With 95% of US teens having access to a smartphone, and 45% saying they are online 'almost constantly'*, including technology in a project to engage youth is crucial to its success. Joining technology, ecology, and nature, the EcoLogik project connects the next generation of stewards to the natural resources and science of Cabrillo National Monument in San Diego, California.
“Rather than telling kids to get off of their phones or computers, we show them how you can use them to connect to nature,” said Samantha Wynns, science educator and community outreach coordinator for the Cabrillo National Monument Foundation (CNMF).
Getting Young Women Interested
The EcoLogik project also focuses on boosting young women's interest in science. Through its two-week, immersive summer camp, EcoLogik brings together young women, ages 10 to 16, from underrepresented communities throughout San Diego to learn about using technology in scientific learning around Cabrillo National Monument. The students collect data, use 3D printers and program computers, among other activities.
Launched in 2017, and funded in part this year by NEEF's Greening Stem Grant, the project works in partnership with the National Park Service and the San Diego Public Library.
This year, 62 girls participated in the EcoLogik summer camp and participated in hands-on learning activities at the Cabrillo National Monument daily. “Everything is based on actual science that is being done at the park,” said Wynns. One of the activities demonstrated radio telemetry, which is monitoring the radio signals sent from an animal-attached device to track the animal's movements. “Herpetologists from San Diego State University are tracking our rattlesnake population in Cabrillo,” said Wynns. “For safety reasons, we simulated the project by taking stuffed rattlesnakes and putting a collar on them and hiding them around the park. It's basically a high tech scavenger hunt â just like what we do in the field!” After the exercise, the group discussed the scientific method and the significance of the tasks.
Other activities had the students coding their own biomimetic loggers, creating temperature sensors and going through the full experimental design to measure how different abalone are affected by rising temperatures in the tidepools in the park. Students also used 3D printers at the San Diego Public Library to print out realistic specimens of organisms from tidepools at the park.
Including Families in the Project
In addition to science experiments, EcoLogik held a “Park after Dark” event where students and their families were given a tour through the park at night.

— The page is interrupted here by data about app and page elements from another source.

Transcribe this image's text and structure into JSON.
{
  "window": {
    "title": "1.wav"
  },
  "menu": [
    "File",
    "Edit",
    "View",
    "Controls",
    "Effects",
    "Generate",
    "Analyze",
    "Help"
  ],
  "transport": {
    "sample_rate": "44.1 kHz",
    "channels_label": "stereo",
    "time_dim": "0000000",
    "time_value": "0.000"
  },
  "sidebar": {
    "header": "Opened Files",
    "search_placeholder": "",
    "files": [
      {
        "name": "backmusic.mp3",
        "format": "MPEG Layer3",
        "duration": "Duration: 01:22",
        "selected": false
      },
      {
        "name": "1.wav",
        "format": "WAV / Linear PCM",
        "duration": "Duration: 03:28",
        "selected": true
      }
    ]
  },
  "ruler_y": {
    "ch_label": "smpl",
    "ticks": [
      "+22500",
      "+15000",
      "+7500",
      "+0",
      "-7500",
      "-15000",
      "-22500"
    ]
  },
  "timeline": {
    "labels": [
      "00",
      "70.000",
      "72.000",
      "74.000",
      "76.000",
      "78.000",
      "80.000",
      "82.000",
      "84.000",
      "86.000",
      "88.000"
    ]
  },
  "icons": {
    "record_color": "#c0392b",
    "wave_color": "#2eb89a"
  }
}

Nearly 80% of the students had never been to a national park prior to the camp, so guides explained the historical and cultural significance of important landmarks in addition to the discussing the park's biodiversity.
At the end of the two weeks, the girls participated in a “Women in Science” fair, where female scientists from around the region set up tables with activities the students could visit and ask questions. Wynns, a conservation biologist, served as a mentor at that event and noted many of the students were moved by the discussions at the fair and experiments in the park. “I heard several of them say âI want to be a scientist when I grow up,' many were crying when leaving us at the end of two weeks,” she said.

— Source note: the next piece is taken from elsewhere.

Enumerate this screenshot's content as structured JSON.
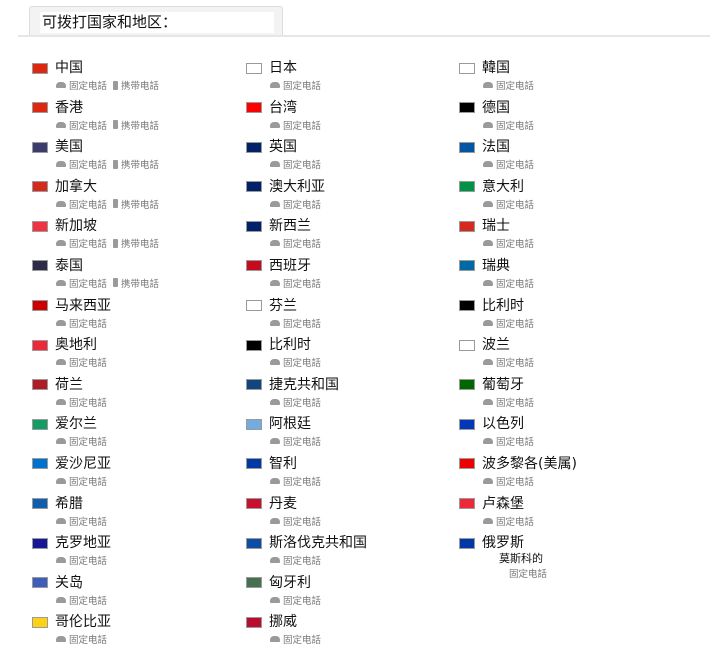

“I felt very honored to be a part of this program. The whole reason I became a conservation biologist was to make a difference, and I really felt like EcoLogik made an impact on these girls.”